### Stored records

________________________

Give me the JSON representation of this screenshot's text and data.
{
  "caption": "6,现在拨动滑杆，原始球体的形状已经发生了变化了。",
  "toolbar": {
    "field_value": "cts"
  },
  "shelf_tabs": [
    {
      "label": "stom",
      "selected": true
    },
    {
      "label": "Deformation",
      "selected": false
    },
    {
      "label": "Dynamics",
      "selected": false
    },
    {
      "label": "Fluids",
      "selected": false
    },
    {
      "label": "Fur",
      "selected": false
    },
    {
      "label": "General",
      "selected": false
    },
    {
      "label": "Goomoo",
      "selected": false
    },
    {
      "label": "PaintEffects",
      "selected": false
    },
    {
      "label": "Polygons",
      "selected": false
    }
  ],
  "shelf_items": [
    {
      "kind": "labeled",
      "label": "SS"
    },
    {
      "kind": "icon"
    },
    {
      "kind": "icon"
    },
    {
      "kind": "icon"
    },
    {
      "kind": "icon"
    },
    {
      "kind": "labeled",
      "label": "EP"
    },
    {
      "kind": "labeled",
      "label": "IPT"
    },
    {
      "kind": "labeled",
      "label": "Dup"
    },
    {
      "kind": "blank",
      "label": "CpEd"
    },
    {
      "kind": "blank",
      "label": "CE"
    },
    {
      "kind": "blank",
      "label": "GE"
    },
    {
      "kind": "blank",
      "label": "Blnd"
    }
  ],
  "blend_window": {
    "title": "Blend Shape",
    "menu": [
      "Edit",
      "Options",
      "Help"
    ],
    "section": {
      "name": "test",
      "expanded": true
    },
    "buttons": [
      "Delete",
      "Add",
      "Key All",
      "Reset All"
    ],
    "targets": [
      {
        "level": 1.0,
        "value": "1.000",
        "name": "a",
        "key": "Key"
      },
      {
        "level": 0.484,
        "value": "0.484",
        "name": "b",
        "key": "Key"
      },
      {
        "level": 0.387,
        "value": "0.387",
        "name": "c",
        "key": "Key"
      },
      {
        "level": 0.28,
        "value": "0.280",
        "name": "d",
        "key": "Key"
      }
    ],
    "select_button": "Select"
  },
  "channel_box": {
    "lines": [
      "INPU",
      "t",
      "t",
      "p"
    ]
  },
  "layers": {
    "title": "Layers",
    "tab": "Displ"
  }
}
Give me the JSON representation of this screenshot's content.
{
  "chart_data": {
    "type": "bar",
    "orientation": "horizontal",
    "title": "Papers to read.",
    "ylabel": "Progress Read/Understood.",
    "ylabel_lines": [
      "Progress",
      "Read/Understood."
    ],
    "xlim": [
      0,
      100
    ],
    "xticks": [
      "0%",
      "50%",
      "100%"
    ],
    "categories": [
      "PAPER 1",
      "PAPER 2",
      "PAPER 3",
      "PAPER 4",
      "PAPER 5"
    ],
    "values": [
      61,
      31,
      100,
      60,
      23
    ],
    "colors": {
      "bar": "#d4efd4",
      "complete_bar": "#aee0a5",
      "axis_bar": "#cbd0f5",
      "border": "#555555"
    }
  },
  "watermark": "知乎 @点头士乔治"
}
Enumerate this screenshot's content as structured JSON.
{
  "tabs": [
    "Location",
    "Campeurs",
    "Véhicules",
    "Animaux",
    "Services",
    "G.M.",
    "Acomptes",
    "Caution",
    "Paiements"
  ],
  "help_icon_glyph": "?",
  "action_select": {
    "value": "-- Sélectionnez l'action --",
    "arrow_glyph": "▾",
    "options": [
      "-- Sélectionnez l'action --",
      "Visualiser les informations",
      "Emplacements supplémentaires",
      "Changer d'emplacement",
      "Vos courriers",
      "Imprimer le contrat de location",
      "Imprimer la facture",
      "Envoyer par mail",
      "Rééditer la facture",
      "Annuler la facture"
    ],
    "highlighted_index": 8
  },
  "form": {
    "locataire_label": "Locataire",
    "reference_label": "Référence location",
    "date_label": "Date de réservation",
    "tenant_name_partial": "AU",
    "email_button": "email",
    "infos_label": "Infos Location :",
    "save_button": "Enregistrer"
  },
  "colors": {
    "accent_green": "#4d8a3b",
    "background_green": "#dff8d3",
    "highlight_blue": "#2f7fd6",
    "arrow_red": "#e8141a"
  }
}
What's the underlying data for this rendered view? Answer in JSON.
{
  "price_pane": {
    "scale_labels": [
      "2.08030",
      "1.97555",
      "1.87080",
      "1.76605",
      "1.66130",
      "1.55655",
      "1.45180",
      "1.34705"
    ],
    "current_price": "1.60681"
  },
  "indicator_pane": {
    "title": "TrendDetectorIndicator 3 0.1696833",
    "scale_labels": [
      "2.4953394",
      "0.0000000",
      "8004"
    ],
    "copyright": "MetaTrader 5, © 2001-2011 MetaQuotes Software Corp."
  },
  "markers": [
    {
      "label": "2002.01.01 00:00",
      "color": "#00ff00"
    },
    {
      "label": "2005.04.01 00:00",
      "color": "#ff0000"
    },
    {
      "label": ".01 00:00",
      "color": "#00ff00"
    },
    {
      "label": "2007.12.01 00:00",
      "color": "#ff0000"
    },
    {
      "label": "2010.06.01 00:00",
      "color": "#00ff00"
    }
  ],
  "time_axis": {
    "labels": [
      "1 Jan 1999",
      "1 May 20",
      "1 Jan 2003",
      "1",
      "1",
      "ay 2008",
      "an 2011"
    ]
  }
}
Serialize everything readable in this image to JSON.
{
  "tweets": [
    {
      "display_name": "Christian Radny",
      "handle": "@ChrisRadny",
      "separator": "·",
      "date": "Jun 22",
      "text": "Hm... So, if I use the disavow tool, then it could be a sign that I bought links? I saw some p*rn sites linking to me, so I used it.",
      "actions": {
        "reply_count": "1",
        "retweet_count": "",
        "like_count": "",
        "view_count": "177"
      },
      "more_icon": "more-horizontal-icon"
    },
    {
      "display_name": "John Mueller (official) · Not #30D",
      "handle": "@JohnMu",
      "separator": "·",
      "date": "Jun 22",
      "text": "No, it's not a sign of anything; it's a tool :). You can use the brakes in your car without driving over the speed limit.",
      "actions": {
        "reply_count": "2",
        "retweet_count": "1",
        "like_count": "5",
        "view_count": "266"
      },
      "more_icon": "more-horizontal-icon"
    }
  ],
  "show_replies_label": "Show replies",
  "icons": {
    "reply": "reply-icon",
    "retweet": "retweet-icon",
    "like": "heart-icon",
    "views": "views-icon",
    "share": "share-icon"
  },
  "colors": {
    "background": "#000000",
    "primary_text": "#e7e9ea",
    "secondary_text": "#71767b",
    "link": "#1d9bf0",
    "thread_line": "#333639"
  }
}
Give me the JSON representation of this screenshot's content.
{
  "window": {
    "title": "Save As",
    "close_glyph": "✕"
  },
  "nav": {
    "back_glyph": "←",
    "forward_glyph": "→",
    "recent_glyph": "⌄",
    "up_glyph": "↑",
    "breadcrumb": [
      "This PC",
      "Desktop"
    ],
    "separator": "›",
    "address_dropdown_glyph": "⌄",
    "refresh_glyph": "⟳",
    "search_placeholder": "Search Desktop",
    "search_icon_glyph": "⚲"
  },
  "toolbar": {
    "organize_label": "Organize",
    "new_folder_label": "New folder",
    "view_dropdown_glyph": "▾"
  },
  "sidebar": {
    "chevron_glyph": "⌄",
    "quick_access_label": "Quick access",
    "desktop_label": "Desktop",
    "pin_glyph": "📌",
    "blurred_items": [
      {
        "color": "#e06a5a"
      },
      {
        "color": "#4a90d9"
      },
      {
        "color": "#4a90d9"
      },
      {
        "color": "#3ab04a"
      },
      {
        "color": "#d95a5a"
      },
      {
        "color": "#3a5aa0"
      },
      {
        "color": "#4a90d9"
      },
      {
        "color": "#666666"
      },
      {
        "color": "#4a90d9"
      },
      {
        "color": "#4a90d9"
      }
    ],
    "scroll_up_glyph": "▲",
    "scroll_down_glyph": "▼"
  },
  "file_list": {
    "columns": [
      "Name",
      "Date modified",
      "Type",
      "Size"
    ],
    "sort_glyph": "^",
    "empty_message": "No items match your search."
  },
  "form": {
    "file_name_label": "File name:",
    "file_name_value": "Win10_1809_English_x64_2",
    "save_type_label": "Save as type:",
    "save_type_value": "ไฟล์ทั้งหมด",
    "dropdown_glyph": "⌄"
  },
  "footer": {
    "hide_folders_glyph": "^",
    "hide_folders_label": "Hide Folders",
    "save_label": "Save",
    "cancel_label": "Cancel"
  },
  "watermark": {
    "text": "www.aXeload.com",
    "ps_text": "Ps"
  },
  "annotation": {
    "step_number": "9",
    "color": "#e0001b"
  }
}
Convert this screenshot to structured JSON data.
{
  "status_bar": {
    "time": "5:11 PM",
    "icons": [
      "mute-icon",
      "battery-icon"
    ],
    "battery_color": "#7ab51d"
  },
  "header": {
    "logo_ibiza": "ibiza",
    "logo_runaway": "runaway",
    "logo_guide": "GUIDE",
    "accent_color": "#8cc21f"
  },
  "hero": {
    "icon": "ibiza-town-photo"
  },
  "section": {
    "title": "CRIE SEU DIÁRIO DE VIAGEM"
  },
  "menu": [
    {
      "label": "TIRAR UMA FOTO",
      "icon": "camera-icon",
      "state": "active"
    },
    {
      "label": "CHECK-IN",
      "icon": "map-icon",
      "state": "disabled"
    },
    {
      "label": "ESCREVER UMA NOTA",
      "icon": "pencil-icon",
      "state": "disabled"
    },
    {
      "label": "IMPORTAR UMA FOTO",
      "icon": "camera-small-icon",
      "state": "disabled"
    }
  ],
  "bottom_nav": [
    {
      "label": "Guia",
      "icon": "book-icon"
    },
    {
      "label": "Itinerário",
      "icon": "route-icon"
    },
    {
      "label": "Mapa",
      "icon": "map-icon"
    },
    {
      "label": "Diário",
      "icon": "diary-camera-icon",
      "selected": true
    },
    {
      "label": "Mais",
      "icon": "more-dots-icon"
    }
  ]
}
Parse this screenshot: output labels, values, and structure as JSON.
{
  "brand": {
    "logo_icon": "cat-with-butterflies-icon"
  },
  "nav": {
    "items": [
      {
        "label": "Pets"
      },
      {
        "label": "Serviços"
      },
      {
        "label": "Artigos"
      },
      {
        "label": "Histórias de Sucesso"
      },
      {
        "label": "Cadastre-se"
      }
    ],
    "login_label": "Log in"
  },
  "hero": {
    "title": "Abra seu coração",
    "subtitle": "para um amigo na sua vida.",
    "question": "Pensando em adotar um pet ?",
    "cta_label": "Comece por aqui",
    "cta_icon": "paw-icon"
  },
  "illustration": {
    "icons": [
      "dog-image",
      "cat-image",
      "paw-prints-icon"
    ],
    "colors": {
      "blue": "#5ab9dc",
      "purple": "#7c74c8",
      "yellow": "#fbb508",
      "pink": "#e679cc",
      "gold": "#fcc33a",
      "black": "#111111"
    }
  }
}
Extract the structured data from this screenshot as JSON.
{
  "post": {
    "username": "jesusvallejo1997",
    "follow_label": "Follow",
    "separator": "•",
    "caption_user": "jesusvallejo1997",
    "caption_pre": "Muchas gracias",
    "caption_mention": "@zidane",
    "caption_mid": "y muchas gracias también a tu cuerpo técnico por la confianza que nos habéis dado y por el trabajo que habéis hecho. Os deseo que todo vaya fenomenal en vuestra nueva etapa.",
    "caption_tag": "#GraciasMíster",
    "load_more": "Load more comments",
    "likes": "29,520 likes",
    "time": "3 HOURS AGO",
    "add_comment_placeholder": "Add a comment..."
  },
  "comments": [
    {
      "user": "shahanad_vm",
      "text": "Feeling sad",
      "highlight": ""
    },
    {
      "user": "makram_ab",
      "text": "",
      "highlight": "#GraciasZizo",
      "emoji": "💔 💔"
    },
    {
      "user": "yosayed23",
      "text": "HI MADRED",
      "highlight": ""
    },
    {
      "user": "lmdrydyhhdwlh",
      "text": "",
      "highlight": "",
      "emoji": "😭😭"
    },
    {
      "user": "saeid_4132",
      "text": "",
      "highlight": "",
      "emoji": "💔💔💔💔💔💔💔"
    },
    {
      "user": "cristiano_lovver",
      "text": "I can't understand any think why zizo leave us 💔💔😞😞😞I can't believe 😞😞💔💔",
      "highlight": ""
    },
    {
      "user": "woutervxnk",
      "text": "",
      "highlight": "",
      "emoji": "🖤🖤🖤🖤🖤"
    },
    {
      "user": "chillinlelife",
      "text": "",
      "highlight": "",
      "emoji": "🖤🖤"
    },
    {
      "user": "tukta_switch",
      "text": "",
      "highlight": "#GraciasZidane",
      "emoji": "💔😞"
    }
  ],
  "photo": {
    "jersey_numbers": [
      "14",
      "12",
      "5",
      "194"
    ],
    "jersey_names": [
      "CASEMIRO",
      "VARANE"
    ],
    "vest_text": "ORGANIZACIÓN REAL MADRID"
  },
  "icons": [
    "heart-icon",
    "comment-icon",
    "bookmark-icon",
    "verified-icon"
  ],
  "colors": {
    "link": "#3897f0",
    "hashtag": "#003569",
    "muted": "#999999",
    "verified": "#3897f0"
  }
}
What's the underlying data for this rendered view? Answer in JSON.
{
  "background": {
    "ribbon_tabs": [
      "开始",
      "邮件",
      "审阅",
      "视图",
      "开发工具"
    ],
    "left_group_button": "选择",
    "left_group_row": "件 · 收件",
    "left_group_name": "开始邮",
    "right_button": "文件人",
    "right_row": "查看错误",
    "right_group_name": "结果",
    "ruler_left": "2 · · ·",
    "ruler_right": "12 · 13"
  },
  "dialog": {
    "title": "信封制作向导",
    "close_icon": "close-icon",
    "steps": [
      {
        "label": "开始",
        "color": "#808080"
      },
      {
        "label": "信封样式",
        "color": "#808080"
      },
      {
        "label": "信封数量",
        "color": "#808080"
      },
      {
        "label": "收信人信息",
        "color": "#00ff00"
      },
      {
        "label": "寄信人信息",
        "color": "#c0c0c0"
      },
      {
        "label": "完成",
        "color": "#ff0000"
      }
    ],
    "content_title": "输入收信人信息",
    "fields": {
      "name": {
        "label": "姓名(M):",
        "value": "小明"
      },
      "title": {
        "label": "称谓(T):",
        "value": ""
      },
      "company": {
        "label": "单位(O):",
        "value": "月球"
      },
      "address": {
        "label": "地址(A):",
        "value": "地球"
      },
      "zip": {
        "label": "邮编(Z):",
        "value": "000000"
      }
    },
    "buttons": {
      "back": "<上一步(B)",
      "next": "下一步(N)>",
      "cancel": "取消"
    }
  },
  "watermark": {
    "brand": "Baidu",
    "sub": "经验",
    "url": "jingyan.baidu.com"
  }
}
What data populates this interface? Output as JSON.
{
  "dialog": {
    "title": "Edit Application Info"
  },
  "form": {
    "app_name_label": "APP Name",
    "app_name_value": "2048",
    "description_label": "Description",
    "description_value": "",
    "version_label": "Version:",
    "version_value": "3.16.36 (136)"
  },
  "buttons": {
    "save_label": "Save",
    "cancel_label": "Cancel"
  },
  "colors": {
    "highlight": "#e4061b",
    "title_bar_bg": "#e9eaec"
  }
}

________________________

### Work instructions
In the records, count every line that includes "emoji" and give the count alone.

### Final answer
6